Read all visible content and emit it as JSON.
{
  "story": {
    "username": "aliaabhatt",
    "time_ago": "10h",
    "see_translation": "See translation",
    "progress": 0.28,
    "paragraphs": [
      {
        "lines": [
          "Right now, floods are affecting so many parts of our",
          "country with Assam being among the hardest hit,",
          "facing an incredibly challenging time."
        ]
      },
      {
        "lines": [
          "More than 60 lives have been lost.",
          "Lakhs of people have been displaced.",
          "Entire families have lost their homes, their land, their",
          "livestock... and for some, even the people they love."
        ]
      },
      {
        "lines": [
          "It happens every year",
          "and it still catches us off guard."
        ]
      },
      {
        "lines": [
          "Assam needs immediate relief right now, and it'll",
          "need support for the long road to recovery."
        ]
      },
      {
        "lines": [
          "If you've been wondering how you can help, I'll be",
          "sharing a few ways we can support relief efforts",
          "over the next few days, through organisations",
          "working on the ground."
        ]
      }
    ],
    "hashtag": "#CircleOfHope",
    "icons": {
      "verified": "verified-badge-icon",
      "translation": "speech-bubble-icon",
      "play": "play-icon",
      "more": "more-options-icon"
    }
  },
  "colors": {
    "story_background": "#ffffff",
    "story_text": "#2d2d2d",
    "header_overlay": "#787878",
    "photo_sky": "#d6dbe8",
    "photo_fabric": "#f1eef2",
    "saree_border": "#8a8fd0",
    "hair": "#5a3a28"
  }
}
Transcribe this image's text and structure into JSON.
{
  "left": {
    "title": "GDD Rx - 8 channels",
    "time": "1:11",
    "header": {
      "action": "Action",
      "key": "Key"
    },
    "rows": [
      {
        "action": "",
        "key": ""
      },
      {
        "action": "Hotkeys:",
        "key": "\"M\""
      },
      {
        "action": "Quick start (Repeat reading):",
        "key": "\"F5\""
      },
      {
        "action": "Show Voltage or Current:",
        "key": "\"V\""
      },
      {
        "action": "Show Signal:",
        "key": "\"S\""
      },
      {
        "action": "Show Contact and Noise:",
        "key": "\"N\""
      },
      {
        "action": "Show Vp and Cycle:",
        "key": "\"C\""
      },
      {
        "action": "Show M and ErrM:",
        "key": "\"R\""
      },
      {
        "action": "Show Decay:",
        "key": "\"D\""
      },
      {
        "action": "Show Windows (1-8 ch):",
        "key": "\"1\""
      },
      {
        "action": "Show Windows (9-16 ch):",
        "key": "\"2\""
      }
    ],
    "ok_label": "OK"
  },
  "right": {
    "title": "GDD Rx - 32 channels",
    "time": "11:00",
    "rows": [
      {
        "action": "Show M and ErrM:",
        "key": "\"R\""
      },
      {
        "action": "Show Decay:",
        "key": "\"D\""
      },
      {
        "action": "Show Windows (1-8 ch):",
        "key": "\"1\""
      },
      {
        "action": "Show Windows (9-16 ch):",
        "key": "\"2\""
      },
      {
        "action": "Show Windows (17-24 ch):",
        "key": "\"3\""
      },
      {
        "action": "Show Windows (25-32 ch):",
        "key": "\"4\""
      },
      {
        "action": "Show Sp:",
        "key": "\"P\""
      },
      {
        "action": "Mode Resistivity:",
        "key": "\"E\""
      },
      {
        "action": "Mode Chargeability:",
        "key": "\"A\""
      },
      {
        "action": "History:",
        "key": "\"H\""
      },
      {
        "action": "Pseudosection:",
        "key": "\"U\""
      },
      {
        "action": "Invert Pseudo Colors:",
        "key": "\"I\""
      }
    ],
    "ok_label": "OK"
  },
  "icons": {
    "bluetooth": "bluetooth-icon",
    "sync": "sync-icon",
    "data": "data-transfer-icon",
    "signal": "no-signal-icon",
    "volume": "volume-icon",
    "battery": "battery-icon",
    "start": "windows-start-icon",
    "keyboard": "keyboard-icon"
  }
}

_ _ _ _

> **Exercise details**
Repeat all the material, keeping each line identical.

> **Completed task**
Read all visible content and emit it as JSON.
{
  "story": {
    "username": "aliaabhatt",
    "time_ago": "10h",
    "see_translation": "See translation",
    "progress": 0.28,
    "paragraphs": [
      {
        "lines": [
          "Right now, floods are affecting so many parts of our",
          "country with Assam being among the hardest hit,",
          "facing an incredibly challenging time."
        ]
      },
      {
        "lines": [
          "More than 60 lives have been lost.",
          "Lakhs of people have been displaced.",
          "Entire families have lost their homes, their land, their",
          "livestock... and for some, even the people they love."
        ]
      },
      {
        "lines": [
          "It happens every year",
          "and it still catches us off guard."
        ]
      },
      {
        "lines": [
          "Assam needs immediate relief right now, and it'll",
          "need support for the long road to recovery."
        ]
      },
      {
        "lines": [
          "If you've been wondering how you can help, I'll be",
          "sharing a few ways we can support relief efforts",
          "over the next few days, through organisations",
          "working on the ground."
        ]
      }
    ],
    "hashtag": "#CircleOfHope",
    "icons": {
      "verified": "verified-badge-icon",
      "translation": "speech-bubble-icon",
      "play": "play-icon",
      "more": "more-options-icon"
    }
  },
  "colors": {
    "story_background": "#ffffff",
    "story_text": "#2d2d2d",
    "header_overlay": "#787878",
    "photo_sky": "#d6dbe8",
    "photo_fabric": "#f1eef2",
    "saree_border": "#8a8fd0",
    "hair": "#5a3a28"
  }
}
Transcribe this image's text and structure into JSON.
{
  "left": {
    "title": "GDD Rx - 8 channels",
    "time": "1:11",
    "header": {
      "action": "Action",
      "key": "Key"
    },
    "rows": [
      {
        "action": "",
        "key": ""
      },
      {
        "action": "Hotkeys:",
        "key": "\"M\""
      },
      {
        "action": "Quick start (Repeat reading):",
        "key": "\"F5\""
      },
      {
        "action": "Show Voltage or Current:",
        "key": "\"V\""
      },
      {
        "action": "Show Signal:",
        "key": "\"S\""
      },
      {
        "action": "Show Contact and Noise:",
        "key": "\"N\""
      },
      {
        "action": "Show Vp and Cycle:",
        "key": "\"C\""
      },
      {
        "action": "Show M and ErrM:",
        "key": "\"R\""
      },
      {
        "action": "Show Decay:",
        "key": "\"D\""
      },
      {
        "action": "Show Windows (1-8 ch):",
        "key": "\"1\""
      },
      {
        "action": "Show Windows (9-16 ch):",
        "key": "\"2\""
      }
    ],
    "ok_label": "OK"
  },
  "right": {
    "title": "GDD Rx - 32 channels",
    "time": "11:00",
    "rows": [
      {
        "action": "Show M and ErrM:",
        "key": "\"R\""
      },
      {
        "action": "Show Decay:",
        "key": "\"D\""
      },
      {
        "action": "Show Windows (1-8 ch):",
        "key": "\"1\""
      },
      {
        "action": "Show Windows (9-16 ch):",
        "key": "\"2\""
      },
      {
        "action": "Show Windows (17-24 ch):",
        "key": "\"3\""
      },
      {
        "action": "Show Windows (25-32 ch):",
        "key": "\"4\""
      },
      {
        "action": "Show Sp:",
        "key": "\"P\""
      },
      {
        "action": "Mode Resistivity:",
        "key": "\"E\""
      },
      {
        "action": "Mode Chargeability:",
        "key": "\"A\""
      },
      {
        "action": "History:",
        "key": "\"H\""
      },
      {
        "action": "Pseudosection:",
        "key": "\"U\""
      },
      {
        "action": "Invert Pseudo Colors:",
        "key": "\"I\""
      }
    ],
    "ok_label": "OK"
  },
  "icons": {
    "bluetooth": "bluetooth-icon",
    "sync": "sync-icon",
    "data": "data-transfer-icon",
    "signal": "no-signal-icon",
    "volume": "volume-icon",
    "battery": "battery-icon",
    "start": "windows-start-icon",
    "keyboard": "keyboard-icon"
  }
}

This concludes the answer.